All The Light We Cannot See is one of those reads that I will always remember. It’s the combination of the characters, the story and the writing that made the overall experience such a beautiful read. 

I fell in love with the characters and their different personalities - not just the two protagonists, but even the side characters. They all felt so real, so alive, which made reading it that much more enjoyable because I felt for them and was so invested in their lives. I couldn’t help but admire Marie-Laure for her bravery and intelligence. She didn’t read as a character who required sympathy or pity for having a disability, instead she led her own life and had her own experiences. Werner though, had so much grief surrounding him that I just wanted to give him a giant hug and tell him it’ll be okay. 

The story itself was touching and memorable. I loved it mostly because it was a story about war but nothing about the actual war itself. Instead, it focused on the communities and people that suddenly have their lives changed. There was so much insight into the consequences that are felt by the people not only in the immediate future, but consequences that last a lifetime. In saying that, Doerr doesn't try to protect readers from the devastation of war - it's definitely part of the read. It was also historical fiction, but I didn’t feel like I was being bombarded by historical facts. Instead, I was able to grasp the full experience of living in such a time through the characters’ and their stories as I follow them throughout their recount of the era. 

Doerr’s writing resonated with love, courage, grief, loss and every other emotion I felt when reading it. It flowed between past and present to build up to the finale and I appreciated how the characters’ lives intertwine in such a beautifully yet, fleeting manner. Doerr wrote vividly and created such strong imagery that I can still envision the different settings and moments, despite reading it a month ago. Interestingly, he included a myth about a certain gem that really delivered a strong message around human greed - something that paralleled the events at the time.

You don’t have to love reading historical fiction to enjoy this. All The Light We Cannot See speaks volumes on humanity, faith and love between everybody. It is a memorable read that will leave you speechless with all the emotions that will pass through you.

1 comment :

  1. I agree so much with this review! I reviewed a while ago and it felt the same to me. It's a story that goes beyond nazis vs the world.

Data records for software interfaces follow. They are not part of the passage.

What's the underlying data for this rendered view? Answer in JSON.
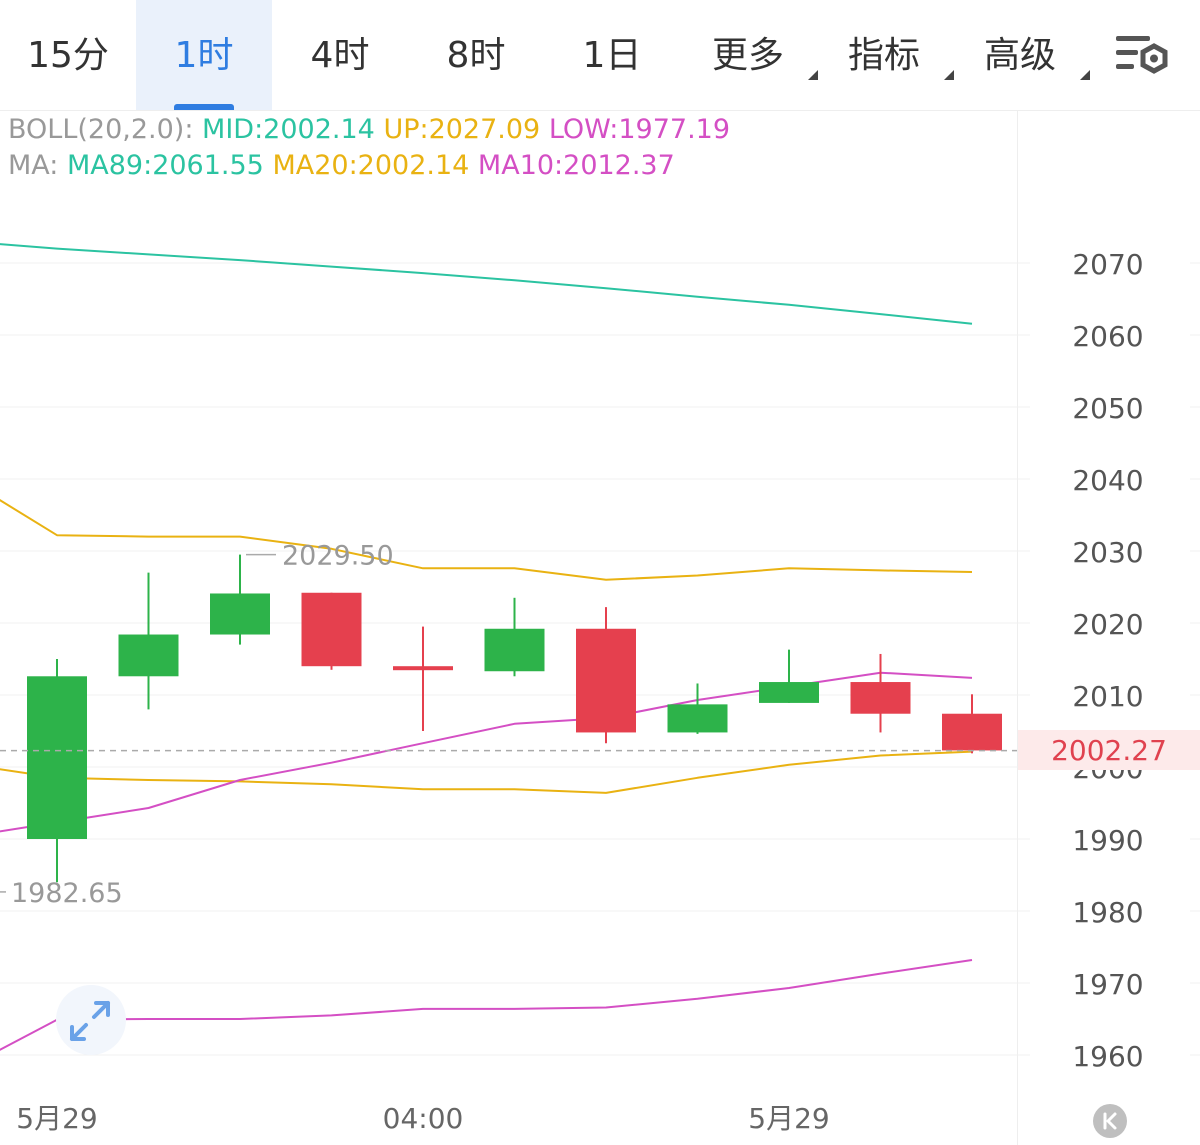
{
  "toolbar": {
    "tabs": [
      {
        "label": "15分",
        "active": false,
        "dropdown": false
      },
      {
        "label": "1时",
        "active": true,
        "dropdown": false
      },
      {
        "label": "4时",
        "active": false,
        "dropdown": false
      },
      {
        "label": "8时",
        "active": false,
        "dropdown": false
      },
      {
        "label": "1日",
        "active": false,
        "dropdown": false
      },
      {
        "label": "更多",
        "active": false,
        "dropdown": true
      },
      {
        "label": "指标",
        "active": false,
        "dropdown": true
      },
      {
        "label": "高级",
        "active": false,
        "dropdown": true
      }
    ],
    "settings_icon": "chart-settings-icon"
  },
  "legend": {
    "boll": {
      "prefix": "BOLL(20,2.0):",
      "mid": "MID:2002.14",
      "up": "UP:2027.09",
      "low": "LOW:1977.19"
    },
    "ma": {
      "prefix": "MA:",
      "ma89": "MA89:2061.55",
      "ma20": "MA20:2002.14",
      "ma10": "MA10:2012.37"
    }
  },
  "colors": {
    "up_candle": "#2db34a",
    "down_candle": "#e5404e",
    "teal": "#2bc3a1",
    "gold": "#e9b212",
    "pink": "#d44fc4",
    "accent": "#2f7de1"
  },
  "last_price": "2002.27",
  "chart_data": {
    "type": "candlestick",
    "ylim": [
      1952,
      2077
    ],
    "y_ticks": [
      1960,
      1970,
      1980,
      1990,
      2000,
      2010,
      2020,
      2030,
      2040,
      2050,
      2060,
      2070
    ],
    "x_labels": [
      "5月29",
      "04:00",
      "5月29"
    ],
    "high_label": "2029.50",
    "low_label": "1982.65",
    "candles": [
      {
        "open": 1990,
        "high": 2015,
        "low": 1984,
        "close": 2012.6
      },
      {
        "open": 2012.6,
        "high": 2027,
        "low": 2008,
        "close": 2018.4
      },
      {
        "open": 2018.4,
        "high": 2029.5,
        "low": 2017,
        "close": 2024.1
      },
      {
        "open": 2024.2,
        "high": 2024.2,
        "low": 2013.5,
        "close": 2014
      },
      {
        "open": 2014,
        "high": 2019.5,
        "low": 2005,
        "close": 2013.6
      },
      {
        "open": 2013.3,
        "high": 2023.5,
        "low": 2012.6,
        "close": 2019.2
      },
      {
        "open": 2019.2,
        "high": 2022.2,
        "low": 2003.3,
        "close": 2004.8
      },
      {
        "open": 2004.8,
        "high": 2011.6,
        "low": 2004.6,
        "close": 2008.7
      },
      {
        "open": 2008.9,
        "high": 2016.3,
        "low": 2008.9,
        "close": 2011.8
      },
      {
        "open": 2011.8,
        "high": 2015.7,
        "low": 2004.8,
        "close": 2007.4
      },
      {
        "open": 2007.4,
        "high": 2010.1,
        "low": 2001.9,
        "close": 2002.3
      }
    ],
    "series": [
      {
        "name": "MA89",
        "color": "#2bc3a1",
        "x": [
          -1,
          0,
          1,
          2,
          3,
          4,
          5,
          6,
          7,
          8,
          9,
          10
        ],
        "values": [
          2073,
          2072,
          2071.2,
          2070.4,
          2069.5,
          2068.6,
          2067.6,
          2066.5,
          2065.3,
          2064.2,
          2062.9,
          2061.55
        ]
      },
      {
        "name": "MA20",
        "color": "#e9b212",
        "x": [
          -1,
          0,
          1,
          2,
          3,
          4,
          5,
          6,
          7,
          8,
          9,
          10
        ],
        "values": [
          2040,
          2032.2,
          2032,
          2032,
          2030.3,
          2027.6,
          2027.6,
          2026,
          2026.6,
          2027.6,
          2027.3,
          2027.09
        ]
      },
      {
        "series_role": "mid",
        "color": "#e9b212",
        "x": [
          -1,
          0,
          1,
          2,
          3,
          4,
          5,
          6,
          7,
          8,
          9,
          10
        ],
        "values": [
          2000.4,
          1998.5,
          1998.2,
          1998,
          1997.6,
          1996.9,
          1996.9,
          1996.4,
          1998.5,
          2000.3,
          2001.6,
          2002.14
        ]
      },
      {
        "name": "MA10",
        "color": "#d44fc4",
        "x": [
          -1,
          0,
          1,
          2,
          3,
          4,
          5,
          6,
          7,
          8,
          9,
          10
        ],
        "values": [
          1990.3,
          1992.3,
          1994.3,
          1998.2,
          2000.6,
          2003.3,
          2006,
          2006.8,
          2009.3,
          2011.2,
          2013.1,
          2012.37
        ]
      },
      {
        "series_role": "lower",
        "color": "#d44fc4",
        "x": [
          -1,
          0,
          1,
          2,
          3,
          4,
          5,
          6,
          7,
          8,
          9,
          10
        ],
        "values": [
          1958.2,
          1964.9,
          1965,
          1965,
          1965.5,
          1966.4,
          1966.4,
          1966.6,
          1967.8,
          1969.3,
          1971.3,
          1973.2
        ]
      }
    ]
  }
}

Or germans vs french, or anything like that, though it doesn't excuse them AT ALL either. It shows how the actions of others impact so many people in different ways. And I liked that outlook. I liked how (with beautiful prose) the author said: 'Here's what happened on this side, and here's what happened on this side. Make of it what you will'. He was just showing, and not pushing any sort of message onto me except 'War touches us all'.